Although the above listed positions are defined, everyone will be expected to take part in all phases of the theater program. The producers are expected to volunteer their temporary services to facilitate and augment the theater program which ranges from the highly specialized technical functions to the distribution of free tickets in rural communities.

In the beginning, we feel it necessary to develop our own drama group composed of students, and anyone outside of Mississippi, professional and amateur actors, desiring to participate in the program. This would limit the community at large to the role of spectator during the initial months. We hope, however, that the success of our program will enable expansion of the original program to include all levels of community participation not only in the dramatic art but also in the art forms associated with drama — music, dance, and painting.

Our program of plays should include all those dealing with real human problems. It is apparent that since the initiators of the program are involved in the civil rights movement, our choices shall be oriented to plays dealing with the Negro in problematic situations.

The choice of plays will then honestly embrace drama from Aeschylus to Albee, but our emphasis will be on the published and unpublished works of Negro playwrights which express the problems of our Age. The theater cannot pretend to be a solution to the problems faced by the people who suffer the oppressive system in the South. Yet, it can be the beginning of creative stimulus in a cultural desert where the patterns of reflective and creative thought have been restricted.

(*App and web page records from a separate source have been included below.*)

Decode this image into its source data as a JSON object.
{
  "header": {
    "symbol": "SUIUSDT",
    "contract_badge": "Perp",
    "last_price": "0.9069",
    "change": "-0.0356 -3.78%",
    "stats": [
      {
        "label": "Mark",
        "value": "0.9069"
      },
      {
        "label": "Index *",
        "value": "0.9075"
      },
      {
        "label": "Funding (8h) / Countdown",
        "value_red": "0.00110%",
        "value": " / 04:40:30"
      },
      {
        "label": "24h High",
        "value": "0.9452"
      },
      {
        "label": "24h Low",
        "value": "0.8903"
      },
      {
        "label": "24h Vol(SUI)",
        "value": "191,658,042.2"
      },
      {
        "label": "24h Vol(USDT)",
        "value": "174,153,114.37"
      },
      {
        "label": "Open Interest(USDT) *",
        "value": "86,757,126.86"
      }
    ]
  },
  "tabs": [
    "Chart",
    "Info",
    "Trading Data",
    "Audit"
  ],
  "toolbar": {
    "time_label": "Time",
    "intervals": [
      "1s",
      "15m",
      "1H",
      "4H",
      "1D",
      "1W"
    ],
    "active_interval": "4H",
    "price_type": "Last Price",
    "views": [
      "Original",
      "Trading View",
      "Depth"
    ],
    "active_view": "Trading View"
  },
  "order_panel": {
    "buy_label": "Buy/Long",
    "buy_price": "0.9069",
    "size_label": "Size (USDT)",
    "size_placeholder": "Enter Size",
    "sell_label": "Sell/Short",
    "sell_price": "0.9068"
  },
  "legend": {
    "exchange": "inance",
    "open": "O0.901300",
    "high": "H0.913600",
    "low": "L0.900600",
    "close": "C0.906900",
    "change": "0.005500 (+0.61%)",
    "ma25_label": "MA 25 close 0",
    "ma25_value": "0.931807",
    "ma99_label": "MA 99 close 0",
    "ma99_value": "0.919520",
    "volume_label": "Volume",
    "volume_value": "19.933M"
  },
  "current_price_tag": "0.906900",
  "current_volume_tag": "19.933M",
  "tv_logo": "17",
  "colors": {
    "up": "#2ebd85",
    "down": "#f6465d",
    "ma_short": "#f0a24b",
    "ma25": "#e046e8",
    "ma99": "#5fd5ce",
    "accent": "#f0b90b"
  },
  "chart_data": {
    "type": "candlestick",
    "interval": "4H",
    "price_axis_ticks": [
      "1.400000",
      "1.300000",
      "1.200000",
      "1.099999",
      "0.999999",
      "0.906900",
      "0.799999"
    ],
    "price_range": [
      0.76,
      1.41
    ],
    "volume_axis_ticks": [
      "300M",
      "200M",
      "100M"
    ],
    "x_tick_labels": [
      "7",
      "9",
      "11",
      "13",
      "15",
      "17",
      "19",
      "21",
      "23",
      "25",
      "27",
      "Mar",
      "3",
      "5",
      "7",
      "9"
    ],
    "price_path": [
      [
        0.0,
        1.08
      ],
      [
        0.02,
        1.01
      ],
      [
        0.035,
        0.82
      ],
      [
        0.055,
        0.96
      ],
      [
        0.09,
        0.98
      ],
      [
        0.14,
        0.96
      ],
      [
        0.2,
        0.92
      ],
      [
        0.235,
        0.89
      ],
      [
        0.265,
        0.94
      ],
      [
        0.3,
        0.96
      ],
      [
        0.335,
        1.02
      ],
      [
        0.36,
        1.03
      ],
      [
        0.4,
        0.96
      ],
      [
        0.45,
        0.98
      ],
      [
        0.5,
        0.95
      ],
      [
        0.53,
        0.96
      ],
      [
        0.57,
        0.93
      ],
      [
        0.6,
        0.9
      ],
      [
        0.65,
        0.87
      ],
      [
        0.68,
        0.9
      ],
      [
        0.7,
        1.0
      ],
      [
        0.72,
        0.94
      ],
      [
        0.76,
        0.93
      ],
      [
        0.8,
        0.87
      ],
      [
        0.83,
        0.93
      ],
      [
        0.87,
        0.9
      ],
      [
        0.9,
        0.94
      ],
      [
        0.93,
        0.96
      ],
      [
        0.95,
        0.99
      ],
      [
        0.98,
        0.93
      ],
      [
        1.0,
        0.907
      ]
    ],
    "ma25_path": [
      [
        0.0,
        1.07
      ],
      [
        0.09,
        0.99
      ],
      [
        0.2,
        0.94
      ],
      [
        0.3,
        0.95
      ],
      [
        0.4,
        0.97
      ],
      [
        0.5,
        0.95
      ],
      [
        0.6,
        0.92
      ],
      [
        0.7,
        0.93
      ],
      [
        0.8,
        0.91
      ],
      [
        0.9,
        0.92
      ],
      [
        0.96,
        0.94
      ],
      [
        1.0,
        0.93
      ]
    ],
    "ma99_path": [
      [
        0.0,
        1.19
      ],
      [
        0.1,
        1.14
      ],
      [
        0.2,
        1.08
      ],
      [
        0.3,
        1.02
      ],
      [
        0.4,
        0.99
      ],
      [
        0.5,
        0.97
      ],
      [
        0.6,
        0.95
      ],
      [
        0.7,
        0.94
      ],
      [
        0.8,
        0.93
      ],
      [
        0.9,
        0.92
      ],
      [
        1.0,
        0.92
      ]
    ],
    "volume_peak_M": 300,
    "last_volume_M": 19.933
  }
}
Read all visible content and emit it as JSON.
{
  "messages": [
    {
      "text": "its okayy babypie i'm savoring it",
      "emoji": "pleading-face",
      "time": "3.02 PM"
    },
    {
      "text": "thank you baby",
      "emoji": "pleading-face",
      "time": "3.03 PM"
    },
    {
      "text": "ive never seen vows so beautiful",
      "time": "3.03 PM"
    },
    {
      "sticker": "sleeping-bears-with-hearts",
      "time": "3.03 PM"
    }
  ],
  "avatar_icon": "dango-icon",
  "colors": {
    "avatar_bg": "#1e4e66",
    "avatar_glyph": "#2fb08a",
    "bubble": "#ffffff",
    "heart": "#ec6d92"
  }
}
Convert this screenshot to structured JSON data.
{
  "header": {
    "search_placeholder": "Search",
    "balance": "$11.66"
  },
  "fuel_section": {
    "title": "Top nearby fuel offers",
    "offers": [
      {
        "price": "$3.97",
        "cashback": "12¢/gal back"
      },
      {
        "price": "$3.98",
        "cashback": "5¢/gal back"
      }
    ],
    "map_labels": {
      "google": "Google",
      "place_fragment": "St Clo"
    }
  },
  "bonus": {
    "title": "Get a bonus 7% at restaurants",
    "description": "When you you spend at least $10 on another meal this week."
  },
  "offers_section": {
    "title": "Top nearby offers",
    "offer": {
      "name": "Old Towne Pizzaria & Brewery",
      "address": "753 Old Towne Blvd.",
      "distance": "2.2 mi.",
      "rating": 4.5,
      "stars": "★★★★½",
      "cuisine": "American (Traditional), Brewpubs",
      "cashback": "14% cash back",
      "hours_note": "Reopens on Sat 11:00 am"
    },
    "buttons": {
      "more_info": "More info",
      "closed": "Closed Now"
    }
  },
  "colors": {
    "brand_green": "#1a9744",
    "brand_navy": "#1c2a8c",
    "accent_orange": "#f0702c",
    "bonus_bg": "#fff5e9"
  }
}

In cultural terms, we feel that the Negroes in Mississippi have been unable to develop naturally because society excludes them from its public consciousness which is, by necessity, their own public consciousness.

The segregated Mississippi public school system restricts the learning process, rather than nourishes it. School textbooks are controlled, discussion of controversial topics are forbidden, teachers have no choice in school programming and are under constant supervision and pressure. It is apparent that since the Negro school system was fundamentally built to keep Negroes out of white schools, competent teachers and honest education programs are, perhaps, not even its tertiary concern.

The newspapers in Mississippi are not a source of information concerning the activities of the community or of the state. The distortions of these newspapers are twofold: what is not printed — any valid information about Mississippi economics and politics; and what is printed — highly distorted and biased articles supporting the Mississippi "way of life." The one Negro weekly, other than the Free Press, is being used as a showcase for the Barnett administration to portray the Mississippi Negro as satisfied with the conditions in Mississippi. This newspaper, for a long time the only medium through which the Negro community could express itself, fails to convey true information to the Negro community, and is supported by the Barnett regime.

The cultural institutions in Jackson, in general, are engaged in a tense struggle for which there exists no immediate solution. Working within a controlled situation, they attempt solutions to problems within the Negro community, but are unable to affect the external cause of the problems — deprivation caused by the oppressive caste system.

It is necessary that an education program coincide with and augment the program of the freedom movement. A theater can be unique not only as a means of education, but also can create the opportunity for the human dimension that the present caste system is calculated to deny — the development of human dignity. Theater demonstrates that reality can be transformed, and that within this transformation the Negro plays the leading role.

If the present cry is "turn homeward," we ask artists, dancers, actors, directors, and playwrights, and anyone who would think to combine theater with social awareness, to come to Jackson, Mississippi, to help release the laughter over this dusty, tear-drenched clay; to help shape the space around the expectations of America.

Copyright © Doris Derby, Gilbert Moses, and John O'Neal, 1964.

Copyright ©
(Labor donated)